It may have been seen as a difficult task for Tonbridge Juddians to match their wonderful sixth-placed finish of last season, but Peter Dankert’s side were simply outstanding in 2018/19. It is hard to fathom how TJs didn’t finish in the top two after losing just once in 22 matches this term. They ended the season with 13 straight wins, but it still wasn’t enough to sneak past Canterbury. Nevertheless, this was a mightily impressive campaign by TJs who finished just one point off second place.

Like Tonbridge Juddians, Henley Hawks were also relentless in their pursuit of a top two finish. It was a very encouraging season for Nigel Dudding’s side and they did enter the New Year in second place. However a slow start to 2019, combined with a defeat against rivals Canterbury in March, did prove to be Henley’s underdoing but this is a side more than capable of challenging for honours next season.

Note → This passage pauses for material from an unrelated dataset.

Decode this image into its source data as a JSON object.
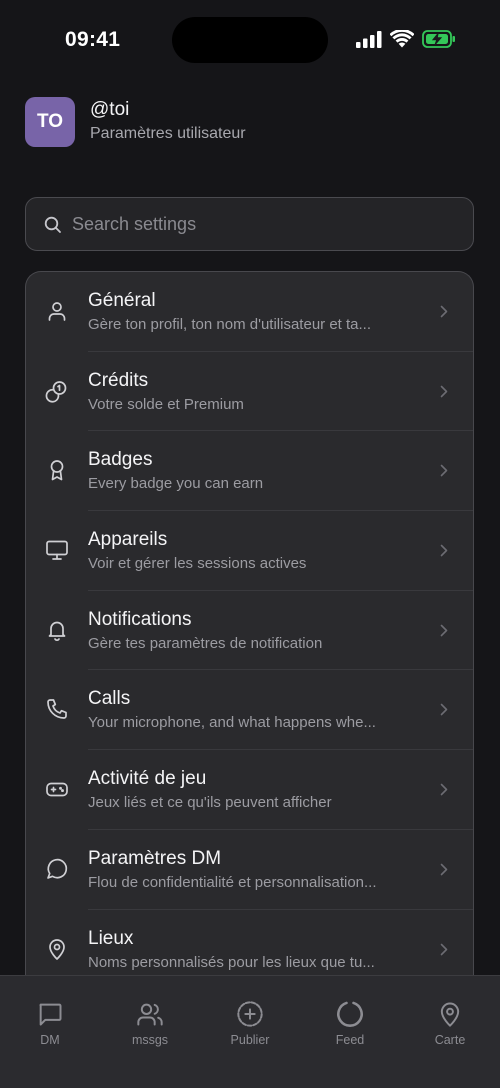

Mentions to Taunton Titans, Clifton and Barnes must also be highlighted too. The Titans racked up another century of points in this division and did challenge for promotion for a large portion of the season whilst despite ending the campaign 30 points behind Taunton, sixth placed Clifton achieved their best finish for four years in National Two South.

In addition, Barnes also had a very successful term on their return to this level and a flurry of victories to end the season signalled a very pleasing year for Joe Gray’s side.

In the back of their minds, Barnes may have been hoping to avoid any relegation battle this term because they were a newly-promoted team and whilst the London-based side were able to do that, a handful of clubs were embroiled in a fight to beat the drop.

In the end, Worthing Raiders, Old Redcliffians and Dings Crusaders were able to stay afloat. The Raiders had experienced a miserable 2019 up until April after just one win in three months, but successive victories over Old Reds, Dings and Taunton helped them finish in ninth spot.

As for Old Reds, seven wins from 10 matches over the winter months was key to their survival and they confirmed their place in National Two South for another season following a thumping win against Redruth in Round 29. In terms of Dings, a very strong first half of the campaign proved to be enough for Luke Arscott’s side as they avoided an immediate return to the fifth tier, despite losing their last four games. Considering the Crusaders finished with just three wins to their name last time they were in National Two South, it has been a pleasing campaign for the Bristol outfit.

With the aforementioned trio sealing their respective places in the fourth tier, it meant Birmingham and Solihull, Guernsey and London Irish Wild Geese fell through the trapdoor. For Birmingham and Solihull, this campaign was always going to be tough. The Midlands club were moved into National Two South and they did begin the season with a five-point deduction, but Pete Glackin’s side never let that affect them. The Bees’ home form was very encouraging throughout the term and they took their fight down to Round 29 of the campaign, but a defeat against champions Rams RFC ended their adventure at this level.

Guernsey’s fate was confirmed a week earlier as their debut season in National Two South ended in disappointment. The men from Footes Lane created history this time last year by gaining promotion, but a long list of injuries really hampered their progress at this level.

The Raiders, along with London Irish Wild Geese, will be hoping to bounce back next season after the latter saw their three-year stay in National Two South come to an end in March. The men from Hazelwood found it tough to string a strong sequence of positive results together and despite showing snapshots of what they are capable of, London and SE Premier now awaits the club.

Relegated from National One: Loughborough Students, Esher and Caldy

Promoted from National Two: Hull Ionians, Rams RFC and Canterbury

Relegated from National Two: Peterborough Lions, Macclesfield, South Leicester, London Irish Wild Geese, Guernsey and Birmingham & Solihull,

Promoted into National Two: Hull, Scunthorpe, Sutton & Epsom, Bournemouth, Luctonians and Westcliff.